→ **Entries provided**:
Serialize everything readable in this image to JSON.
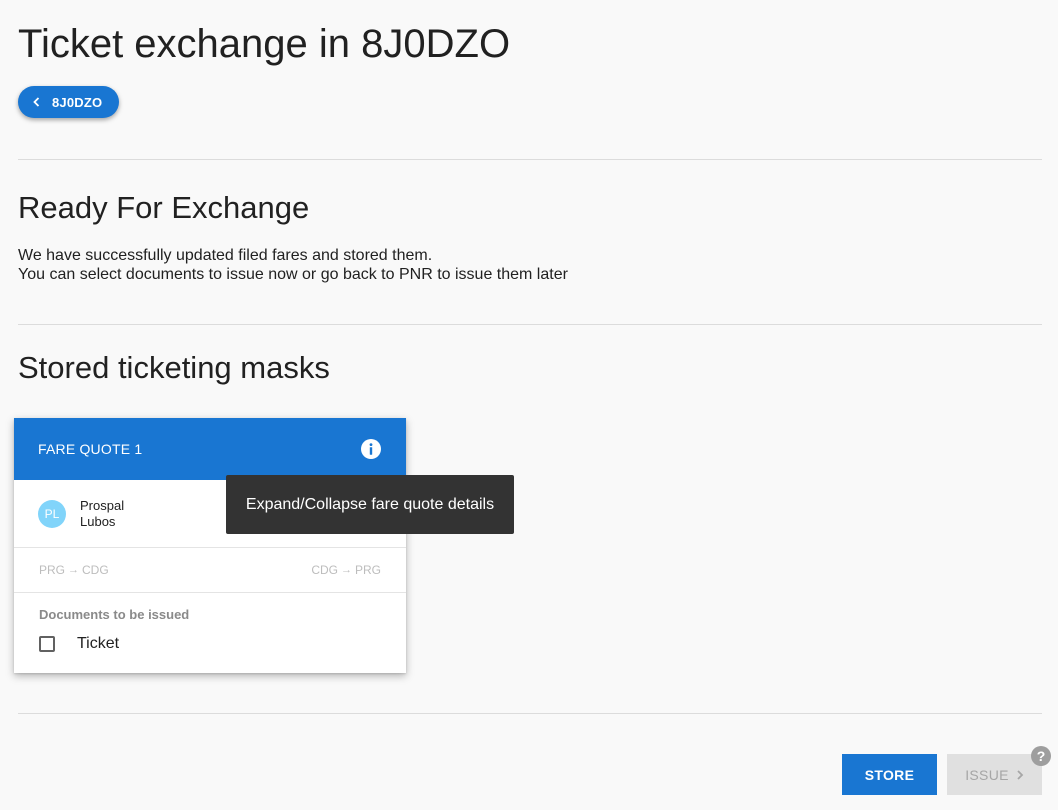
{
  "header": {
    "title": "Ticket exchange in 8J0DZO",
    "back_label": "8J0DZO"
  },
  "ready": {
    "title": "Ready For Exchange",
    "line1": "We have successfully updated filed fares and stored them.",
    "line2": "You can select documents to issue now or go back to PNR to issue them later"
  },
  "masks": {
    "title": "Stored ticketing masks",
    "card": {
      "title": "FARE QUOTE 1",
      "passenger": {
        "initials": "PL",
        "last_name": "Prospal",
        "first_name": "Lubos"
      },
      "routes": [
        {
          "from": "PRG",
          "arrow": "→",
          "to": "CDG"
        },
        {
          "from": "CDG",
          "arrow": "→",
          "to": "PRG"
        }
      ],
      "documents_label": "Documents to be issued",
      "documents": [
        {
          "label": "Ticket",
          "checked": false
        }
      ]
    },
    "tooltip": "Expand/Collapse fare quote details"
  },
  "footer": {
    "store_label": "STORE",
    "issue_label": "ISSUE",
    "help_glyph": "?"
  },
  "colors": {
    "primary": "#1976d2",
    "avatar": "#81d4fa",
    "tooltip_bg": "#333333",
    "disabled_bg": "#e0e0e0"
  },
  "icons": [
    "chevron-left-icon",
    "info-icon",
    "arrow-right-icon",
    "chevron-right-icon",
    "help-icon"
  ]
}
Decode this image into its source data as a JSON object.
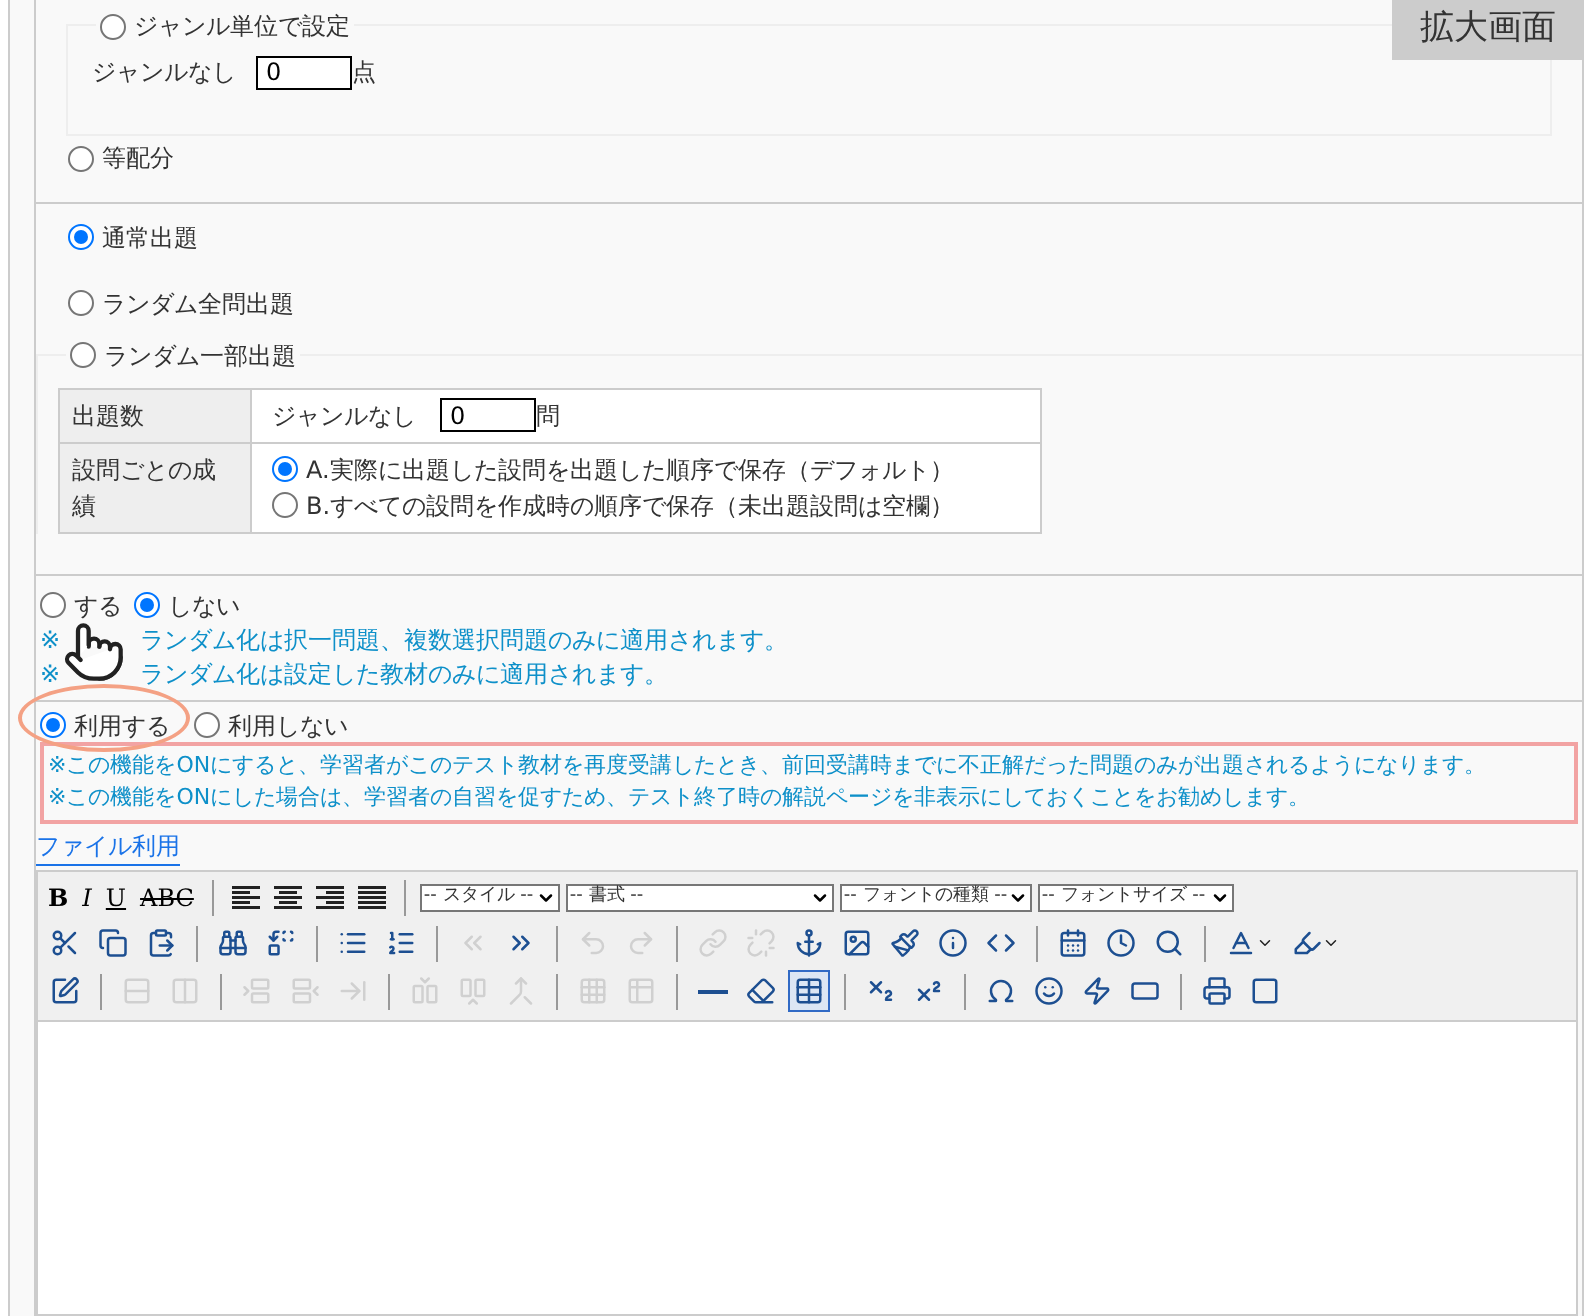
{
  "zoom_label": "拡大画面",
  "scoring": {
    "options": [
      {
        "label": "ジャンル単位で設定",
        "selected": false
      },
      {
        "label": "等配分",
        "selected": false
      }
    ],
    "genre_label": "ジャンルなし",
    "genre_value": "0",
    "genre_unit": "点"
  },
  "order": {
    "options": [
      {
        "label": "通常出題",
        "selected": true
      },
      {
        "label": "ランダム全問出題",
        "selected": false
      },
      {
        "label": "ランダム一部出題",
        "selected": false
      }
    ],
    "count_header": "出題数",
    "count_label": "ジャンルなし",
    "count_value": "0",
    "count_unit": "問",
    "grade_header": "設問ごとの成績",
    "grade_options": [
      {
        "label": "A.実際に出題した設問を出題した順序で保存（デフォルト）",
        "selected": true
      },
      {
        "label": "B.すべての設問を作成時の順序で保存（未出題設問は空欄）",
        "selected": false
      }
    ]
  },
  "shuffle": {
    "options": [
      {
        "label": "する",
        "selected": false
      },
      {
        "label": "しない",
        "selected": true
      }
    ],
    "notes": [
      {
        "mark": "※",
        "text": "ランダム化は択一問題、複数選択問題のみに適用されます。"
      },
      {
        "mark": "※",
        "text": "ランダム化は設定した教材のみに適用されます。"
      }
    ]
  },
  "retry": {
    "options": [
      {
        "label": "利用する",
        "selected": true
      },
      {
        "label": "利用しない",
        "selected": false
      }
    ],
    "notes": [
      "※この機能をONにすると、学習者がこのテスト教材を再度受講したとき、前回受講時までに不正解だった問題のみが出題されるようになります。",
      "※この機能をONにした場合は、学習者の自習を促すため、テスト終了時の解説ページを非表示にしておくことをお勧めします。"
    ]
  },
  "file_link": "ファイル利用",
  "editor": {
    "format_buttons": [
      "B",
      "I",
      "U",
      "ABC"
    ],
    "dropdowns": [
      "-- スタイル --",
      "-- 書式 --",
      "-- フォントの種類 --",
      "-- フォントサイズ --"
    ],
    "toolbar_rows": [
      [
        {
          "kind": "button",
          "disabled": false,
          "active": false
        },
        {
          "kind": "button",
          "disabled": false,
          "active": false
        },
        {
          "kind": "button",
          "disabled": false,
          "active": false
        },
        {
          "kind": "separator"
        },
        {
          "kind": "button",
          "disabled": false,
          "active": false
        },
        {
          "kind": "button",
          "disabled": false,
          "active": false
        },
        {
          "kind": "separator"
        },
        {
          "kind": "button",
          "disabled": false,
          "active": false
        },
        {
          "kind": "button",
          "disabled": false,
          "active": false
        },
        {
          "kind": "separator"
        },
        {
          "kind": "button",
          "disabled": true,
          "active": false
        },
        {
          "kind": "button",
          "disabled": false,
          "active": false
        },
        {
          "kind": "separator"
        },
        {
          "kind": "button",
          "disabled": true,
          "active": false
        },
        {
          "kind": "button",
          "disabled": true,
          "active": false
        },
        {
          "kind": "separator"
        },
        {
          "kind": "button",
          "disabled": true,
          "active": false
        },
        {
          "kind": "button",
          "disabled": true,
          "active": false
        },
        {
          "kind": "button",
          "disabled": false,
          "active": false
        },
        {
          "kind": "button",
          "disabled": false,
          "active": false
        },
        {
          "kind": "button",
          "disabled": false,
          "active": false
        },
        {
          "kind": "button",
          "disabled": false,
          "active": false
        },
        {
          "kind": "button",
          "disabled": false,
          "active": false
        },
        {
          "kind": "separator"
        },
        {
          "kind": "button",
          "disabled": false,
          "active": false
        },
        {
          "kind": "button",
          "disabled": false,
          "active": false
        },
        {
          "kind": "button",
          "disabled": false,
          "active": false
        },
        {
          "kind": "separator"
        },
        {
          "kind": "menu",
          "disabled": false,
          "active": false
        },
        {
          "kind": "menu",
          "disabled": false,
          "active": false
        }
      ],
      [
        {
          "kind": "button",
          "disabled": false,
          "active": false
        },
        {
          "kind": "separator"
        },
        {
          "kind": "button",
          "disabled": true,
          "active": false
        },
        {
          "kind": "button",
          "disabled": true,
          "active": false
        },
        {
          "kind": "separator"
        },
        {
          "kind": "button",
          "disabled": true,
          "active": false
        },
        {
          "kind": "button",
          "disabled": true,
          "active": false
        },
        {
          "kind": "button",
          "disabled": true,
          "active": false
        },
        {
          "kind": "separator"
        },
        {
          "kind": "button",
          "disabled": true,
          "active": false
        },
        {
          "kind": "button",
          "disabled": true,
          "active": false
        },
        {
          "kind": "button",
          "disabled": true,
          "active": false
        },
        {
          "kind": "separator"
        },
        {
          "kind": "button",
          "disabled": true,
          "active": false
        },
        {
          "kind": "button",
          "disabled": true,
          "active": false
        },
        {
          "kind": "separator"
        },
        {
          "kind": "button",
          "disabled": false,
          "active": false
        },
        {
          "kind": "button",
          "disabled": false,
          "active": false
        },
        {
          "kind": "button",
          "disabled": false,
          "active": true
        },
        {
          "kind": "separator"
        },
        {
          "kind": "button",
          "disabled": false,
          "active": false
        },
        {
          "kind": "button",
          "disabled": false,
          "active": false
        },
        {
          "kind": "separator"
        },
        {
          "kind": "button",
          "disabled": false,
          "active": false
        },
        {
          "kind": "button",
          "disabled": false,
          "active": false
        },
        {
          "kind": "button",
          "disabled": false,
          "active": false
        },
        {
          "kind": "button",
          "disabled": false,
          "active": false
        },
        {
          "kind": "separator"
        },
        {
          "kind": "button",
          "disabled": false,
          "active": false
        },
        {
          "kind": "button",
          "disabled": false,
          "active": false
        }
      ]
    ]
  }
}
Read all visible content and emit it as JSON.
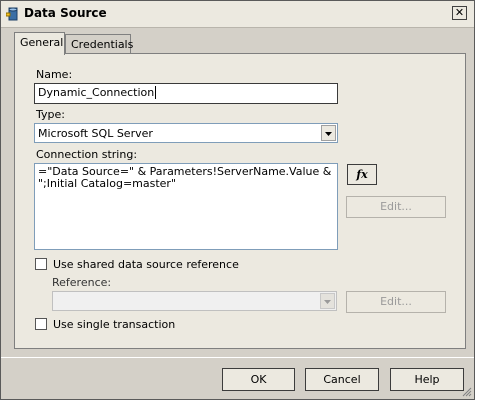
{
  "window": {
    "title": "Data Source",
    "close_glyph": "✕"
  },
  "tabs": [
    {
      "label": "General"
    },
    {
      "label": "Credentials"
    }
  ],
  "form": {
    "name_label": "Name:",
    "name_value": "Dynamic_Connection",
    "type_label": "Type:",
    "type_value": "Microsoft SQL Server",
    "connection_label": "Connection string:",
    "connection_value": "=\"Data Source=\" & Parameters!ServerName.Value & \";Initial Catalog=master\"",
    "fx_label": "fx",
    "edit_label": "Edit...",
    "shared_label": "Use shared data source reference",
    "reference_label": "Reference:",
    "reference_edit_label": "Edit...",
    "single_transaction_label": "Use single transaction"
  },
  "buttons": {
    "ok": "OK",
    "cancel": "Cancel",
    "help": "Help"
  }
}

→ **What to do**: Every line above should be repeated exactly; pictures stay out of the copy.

→ **Written solution**:
Serialize everything readable in this image to JSON.
{
  "header": {
    "title": "Ticket exchange in 8J0DZO",
    "back_label": "8J0DZO"
  },
  "ready": {
    "title": "Ready For Exchange",
    "line1": "We have successfully updated filed fares and stored them.",
    "line2": "You can select documents to issue now or go back to PNR to issue them later"
  },
  "masks": {
    "title": "Stored ticketing masks",
    "card": {
      "title": "FARE QUOTE 1",
      "passenger": {
        "initials": "PL",
        "last_name": "Prospal",
        "first_name": "Lubos"
      },
      "routes": [
        {
          "from": "PRG",
          "arrow": "→",
          "to": "CDG"
        },
        {
          "from": "CDG",
          "arrow": "→",
          "to": "PRG"
        }
      ],
      "documents_label": "Documents to be issued",
      "documents": [
        {
          "label": "Ticket",
          "checked": false
        }
      ]
    },
    "tooltip": "Expand/Collapse fare quote details"
  },
  "footer": {
    "store_label": "STORE",
    "issue_label": "ISSUE",
    "help_glyph": "?"
  },
  "colors": {
    "primary": "#1976d2",
    "avatar": "#81d4fa",
    "tooltip_bg": "#333333",
    "disabled_bg": "#e0e0e0"
  },
  "icons": [
    "chevron-left-icon",
    "info-icon",
    "arrow-right-icon",
    "chevron-right-icon",
    "help-icon"
  ]
}
Decode this image into its source data as a JSON object.
{
  "zoom_label": "拡大画面",
  "scoring": {
    "options": [
      {
        "label": "ジャンル単位で設定",
        "selected": false
      },
      {
        "label": "等配分",
        "selected": false
      }
    ],
    "genre_label": "ジャンルなし",
    "genre_value": "0",
    "genre_unit": "点"
  },
  "order": {
    "options": [
      {
        "label": "通常出題",
        "selected": true
      },
      {
        "label": "ランダム全問出題",
        "selected": false
      },
      {
        "label": "ランダム一部出題",
        "selected": false
      }
    ],
    "count_header": "出題数",
    "count_label": "ジャンルなし",
    "count_value": "0",
    "count_unit": "問",
    "grade_header": "設問ごとの成績",
    "grade_options": [
      {
        "label": "A.実際に出題した設問を出題した順序で保存（デフォルト）",
        "selected": true
      },
      {
        "label": "B.すべての設問を作成時の順序で保存（未出題設問は空欄）",
        "selected": false
      }
    ]
  },
  "shuffle": {
    "options": [
      {
        "label": "する",
        "selected": false
      },
      {
        "label": "しない",
        "selected": true
      }
    ],
    "notes": [
      {
        "mark": "※",
        "text": "ランダム化は択一問題、複数選択問題のみに適用されます。"
      },
      {
        "mark": "※",
        "text": "ランダム化は設定した教材のみに適用されます。"
      }
    ]
  },
  "retry": {
    "options": [
      {
        "label": "利用する",
        "selected": true
      },
      {
        "label": "利用しない",
        "selected": false
      }
    ],
    "notes": [
      "※この機能をONにすると、学習者がこのテスト教材を再度受講したとき、前回受講時までに不正解だった問題のみが出題されるようになります。",
      "※この機能をONにした場合は、学習者の自習を促すため、テスト終了時の解説ページを非表示にしておくことをお勧めします。"
    ]
  },
  "file_link": "ファイル利用",
  "editor": {
    "format_buttons": [
      "B",
      "I",
      "U",
      "ABC"
    ],
    "dropdowns": [
      "-- スタイル --",
      "-- 書式 --",
      "-- フォントの種類 --",
      "-- フォントサイズ --"
    ],
    "toolbar_rows": [
      [
        {
          "kind": "button",
          "disabled": false,
          "active": false
        },
        {
          "kind": "button",
          "disabled": false,
          "active": false
        },
        {
          "kind": "button",
          "disabled": false,
          "active": false
        },
        {
          "kind": "separator"
        },
        {
          "kind": "button",
          "disabled": false,
          "active": false
        },
        {
          "kind": "button",
          "disabled": false,
          "active": false
        },
        {
          "kind": "separator"
        },
        {
          "kind": "button",
          "disabled": false,
          "active": false
        },
        {
          "kind": "button",
          "disabled": false,
          "active": false
        },
        {
          "kind": "separator"
        },
        {
          "kind": "button",
          "disabled": true,
          "active": false
        },
        {
          "kind": "button",
          "disabled": false,
          "active": false
        },
        {
          "kind": "separator"
        },
        {
          "kind": "button",
          "disabled": true,
          "active": false
        },
        {
          "kind": "button",
          "disabled": true,
          "active": false
        },
        {
          "kind": "separator"
        },
        {
          "kind": "button",
          "disabled": true,
          "active": false
        },
        {
          "kind": "button",
          "disabled": true,
          "active": false
        },
        {
          "kind": "button",
          "disabled": false,
          "active": false
        },
        {
          "kind": "button",
          "disabled": false,
          "active": false
        },
        {
          "kind": "button",
          "disabled": false,
          "active": false
        },
        {
          "kind": "button",
          "disabled": false,
          "active": false
        },
        {
          "kind": "button",
          "disabled": false,
          "active": false
        },
        {
          "kind": "separator"
        },
        {
          "kind": "button",
          "disabled": false,
          "active": false
        },
        {
          "kind": "button",
          "disabled": false,
          "active": false
        },
        {
          "kind": "button",
          "disabled": false,
          "active": false
        },
        {
          "kind": "separator"
        },
        {
          "kind": "menu",
          "disabled": false,
          "active": false
        },
        {
          "kind": "menu",
          "disabled": false,
          "active": false
        }
      ],
      [
        {
          "kind": "button",
          "disabled": false,
          "active": false
        },
        {
          "kind": "separator"
        },
        {
          "kind": "button",
          "disabled": true,
          "active": false
        },
        {
          "kind": "button",
          "disabled": true,
          "active": false
        },
        {
          "kind": "separator"
        },
        {
          "kind": "button",
          "disabled": true,
          "active": false
        },
        {
          "kind": "button",
          "disabled": true,
          "active": false
        },
        {
          "kind": "button",
          "disabled": true,
          "active": false
        },
        {
          "kind": "separator"
        },
        {
          "kind": "button",
          "disabled": true,
          "active": false
        },
        {
          "kind": "button",
          "disabled": true,
          "active": false
        },
        {
          "kind": "button",
          "disabled": true,
          "active": false
        },
        {
          "kind": "separator"
        },
        {
          "kind": "button",
          "disabled": true,
          "active": false
        },
        {
          "kind": "button",
          "disabled": true,
          "active": false
        },
        {
          "kind": "separator"
        },
        {
          "kind": "button",
          "disabled": false,
          "active": false
        },
        {
          "kind": "button",
          "disabled": false,
          "active": false
        },
        {
          "kind": "button",
          "disabled": false,
          "active": true
        },
        {
          "kind": "separator"
        },
        {
          "kind": "button",
          "disabled": false,
          "active": false
        },
        {
          "kind": "button",
          "disabled": false,
          "active": false
        },
        {
          "kind": "separator"
        },
        {
          "kind": "button",
          "disabled": false,
          "active": false
        },
        {
          "kind": "button",
          "disabled": false,
          "active": false
        },
        {
          "kind": "button",
          "disabled": false,
          "active": false
        },
        {
          "kind": "button",
          "disabled": false,
          "active": false
        },
        {
          "kind": "separator"
        },
        {
          "kind": "button",
          "disabled": false,
          "active": false
        },
        {
          "kind": "button",
          "disabled": false,
          "active": false
        }
      ]
    ]
  }
}
Read all visible content and emit it as JSON.
{
  "window": {
    "title": "Data Source",
    "close_glyph": "✕"
  },
  "tabs": [
    {
      "label": "General"
    },
    {
      "label": "Credentials"
    }
  ],
  "form": {
    "name_label": "Name:",
    "name_value": "Dynamic_Connection",
    "type_label": "Type:",
    "type_value": "Microsoft SQL Server",
    "connection_label": "Connection string:",
    "connection_value": "=\"Data Source=\" & Parameters!ServerName.Value & \";Initial Catalog=master\"",
    "fx_label": "fx",
    "edit_label": "Edit...",
    "shared_label": "Use shared data source reference",
    "reference_label": "Reference:",
    "reference_edit_label": "Edit...",
    "single_transaction_label": "Use single transaction"
  },
  "buttons": {
    "ok": "OK",
    "cancel": "Cancel",
    "help": "Help"
  }
}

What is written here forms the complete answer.